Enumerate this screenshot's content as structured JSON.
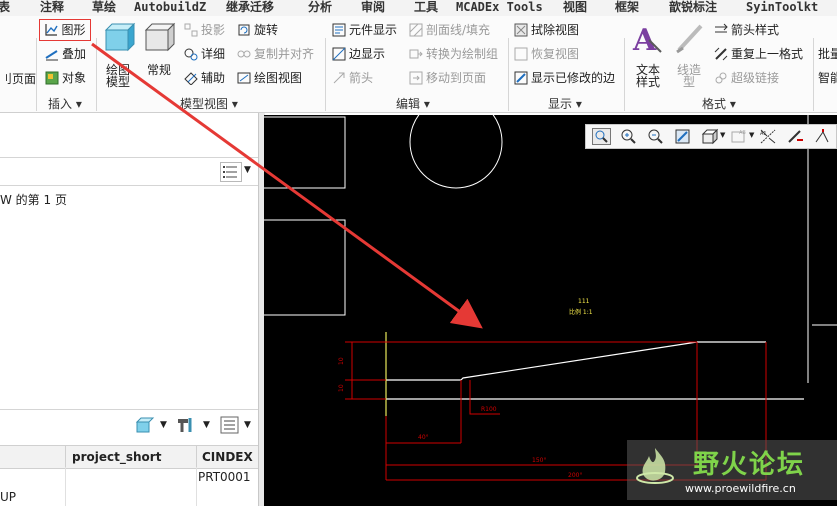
{
  "menubar": {
    "tabs": [
      "表",
      "注释",
      "草绘",
      "AutobuildZ",
      "继承迁移",
      "分析",
      "审阅",
      "工具",
      "MCADEx Tools",
      "视图",
      "框架",
      "歆锐标注",
      "SyinToolkt"
    ]
  },
  "ribbon": {
    "left_cut_label": "刂页面",
    "groups": {
      "insert": "插入",
      "model_views": "模型视图",
      "edit": "编辑",
      "display": "显示",
      "format": "格式"
    },
    "insert": {
      "graph": "图形",
      "overlay": "叠加",
      "object": "对象"
    },
    "model_views": {
      "drawing_model_1": "绘图",
      "drawing_model_2": "模型",
      "general": "常规",
      "projection": "投影",
      "detail": "详细",
      "auxiliary": "辅助",
      "rotate": "旋转",
      "copy_align": "复制并对齐",
      "drawing_view": "绘图视图"
    },
    "edit": {
      "component_display": "元件显示",
      "section_fill": "剖面线/填充",
      "edge_display": "边显示",
      "convert_to_drawing_group": "转换为绘制组",
      "arrow": "箭头",
      "move_to_page": "移动到页面"
    },
    "display": {
      "erase_view": "拭除视图",
      "restore_view": "恢复视图",
      "show_modified_edges": "显示已修改的边"
    },
    "format": {
      "text_style_1": "文本",
      "text_style_2": "样式",
      "line_style_1": "线造",
      "line_style_2": "型",
      "arrow_style": "箭头样式",
      "repeat_last_format": "重复上一格式",
      "hyperlink": "超级链接",
      "right_cut_1": "批量",
      "right_cut_2": "智能"
    }
  },
  "leftpanel": {
    "page_text": "W 的第 1 页",
    "table": {
      "columns": [
        "project_short",
        "CINDEX"
      ],
      "rows": [
        [
          "",
          "PRT0001"
        ],
        [
          "UP",
          ""
        ]
      ]
    }
  },
  "canvas": {
    "view_name_1": "111",
    "view_name_2": "比例 1:1",
    "dims": [
      "10",
      "10",
      "R100",
      "40°",
      "150°",
      "200°"
    ]
  },
  "watermark": {
    "title": "野火论坛",
    "url": "www.proewildfire.cn"
  },
  "colors": {
    "annotation_red": "#e53935",
    "dimension_red": "#d00000",
    "canvas": "#000000",
    "ribbon": "#fbfbfb"
  }
}
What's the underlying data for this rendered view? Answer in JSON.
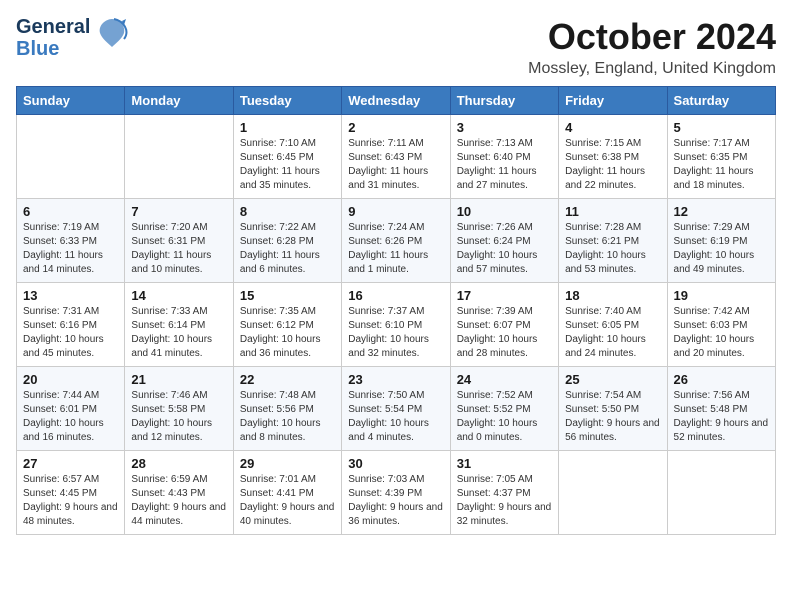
{
  "header": {
    "logo_line1": "General",
    "logo_line2": "Blue",
    "month_title": "October 2024",
    "location": "Mossley, England, United Kingdom"
  },
  "days_of_week": [
    "Sunday",
    "Monday",
    "Tuesday",
    "Wednesday",
    "Thursday",
    "Friday",
    "Saturday"
  ],
  "weeks": [
    [
      {
        "day": "",
        "info": ""
      },
      {
        "day": "",
        "info": ""
      },
      {
        "day": "1",
        "info": "Sunrise: 7:10 AM\nSunset: 6:45 PM\nDaylight: 11 hours and 35 minutes."
      },
      {
        "day": "2",
        "info": "Sunrise: 7:11 AM\nSunset: 6:43 PM\nDaylight: 11 hours and 31 minutes."
      },
      {
        "day": "3",
        "info": "Sunrise: 7:13 AM\nSunset: 6:40 PM\nDaylight: 11 hours and 27 minutes."
      },
      {
        "day": "4",
        "info": "Sunrise: 7:15 AM\nSunset: 6:38 PM\nDaylight: 11 hours and 22 minutes."
      },
      {
        "day": "5",
        "info": "Sunrise: 7:17 AM\nSunset: 6:35 PM\nDaylight: 11 hours and 18 minutes."
      }
    ],
    [
      {
        "day": "6",
        "info": "Sunrise: 7:19 AM\nSunset: 6:33 PM\nDaylight: 11 hours and 14 minutes."
      },
      {
        "day": "7",
        "info": "Sunrise: 7:20 AM\nSunset: 6:31 PM\nDaylight: 11 hours and 10 minutes."
      },
      {
        "day": "8",
        "info": "Sunrise: 7:22 AM\nSunset: 6:28 PM\nDaylight: 11 hours and 6 minutes."
      },
      {
        "day": "9",
        "info": "Sunrise: 7:24 AM\nSunset: 6:26 PM\nDaylight: 11 hours and 1 minute."
      },
      {
        "day": "10",
        "info": "Sunrise: 7:26 AM\nSunset: 6:24 PM\nDaylight: 10 hours and 57 minutes."
      },
      {
        "day": "11",
        "info": "Sunrise: 7:28 AM\nSunset: 6:21 PM\nDaylight: 10 hours and 53 minutes."
      },
      {
        "day": "12",
        "info": "Sunrise: 7:29 AM\nSunset: 6:19 PM\nDaylight: 10 hours and 49 minutes."
      }
    ],
    [
      {
        "day": "13",
        "info": "Sunrise: 7:31 AM\nSunset: 6:16 PM\nDaylight: 10 hours and 45 minutes."
      },
      {
        "day": "14",
        "info": "Sunrise: 7:33 AM\nSunset: 6:14 PM\nDaylight: 10 hours and 41 minutes."
      },
      {
        "day": "15",
        "info": "Sunrise: 7:35 AM\nSunset: 6:12 PM\nDaylight: 10 hours and 36 minutes."
      },
      {
        "day": "16",
        "info": "Sunrise: 7:37 AM\nSunset: 6:10 PM\nDaylight: 10 hours and 32 minutes."
      },
      {
        "day": "17",
        "info": "Sunrise: 7:39 AM\nSunset: 6:07 PM\nDaylight: 10 hours and 28 minutes."
      },
      {
        "day": "18",
        "info": "Sunrise: 7:40 AM\nSunset: 6:05 PM\nDaylight: 10 hours and 24 minutes."
      },
      {
        "day": "19",
        "info": "Sunrise: 7:42 AM\nSunset: 6:03 PM\nDaylight: 10 hours and 20 minutes."
      }
    ],
    [
      {
        "day": "20",
        "info": "Sunrise: 7:44 AM\nSunset: 6:01 PM\nDaylight: 10 hours and 16 minutes."
      },
      {
        "day": "21",
        "info": "Sunrise: 7:46 AM\nSunset: 5:58 PM\nDaylight: 10 hours and 12 minutes."
      },
      {
        "day": "22",
        "info": "Sunrise: 7:48 AM\nSunset: 5:56 PM\nDaylight: 10 hours and 8 minutes."
      },
      {
        "day": "23",
        "info": "Sunrise: 7:50 AM\nSunset: 5:54 PM\nDaylight: 10 hours and 4 minutes."
      },
      {
        "day": "24",
        "info": "Sunrise: 7:52 AM\nSunset: 5:52 PM\nDaylight: 10 hours and 0 minutes."
      },
      {
        "day": "25",
        "info": "Sunrise: 7:54 AM\nSunset: 5:50 PM\nDaylight: 9 hours and 56 minutes."
      },
      {
        "day": "26",
        "info": "Sunrise: 7:56 AM\nSunset: 5:48 PM\nDaylight: 9 hours and 52 minutes."
      }
    ],
    [
      {
        "day": "27",
        "info": "Sunrise: 6:57 AM\nSunset: 4:45 PM\nDaylight: 9 hours and 48 minutes."
      },
      {
        "day": "28",
        "info": "Sunrise: 6:59 AM\nSunset: 4:43 PM\nDaylight: 9 hours and 44 minutes."
      },
      {
        "day": "29",
        "info": "Sunrise: 7:01 AM\nSunset: 4:41 PM\nDaylight: 9 hours and 40 minutes."
      },
      {
        "day": "30",
        "info": "Sunrise: 7:03 AM\nSunset: 4:39 PM\nDaylight: 9 hours and 36 minutes."
      },
      {
        "day": "31",
        "info": "Sunrise: 7:05 AM\nSunset: 4:37 PM\nDaylight: 9 hours and 32 minutes."
      },
      {
        "day": "",
        "info": ""
      },
      {
        "day": "",
        "info": ""
      }
    ]
  ]
}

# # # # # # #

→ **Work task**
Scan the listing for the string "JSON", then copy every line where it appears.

→ **Worked solution**
Enumerate this screenshot's content as structured JSON.
What's the underlying data for this rendered view? Answer in JSON.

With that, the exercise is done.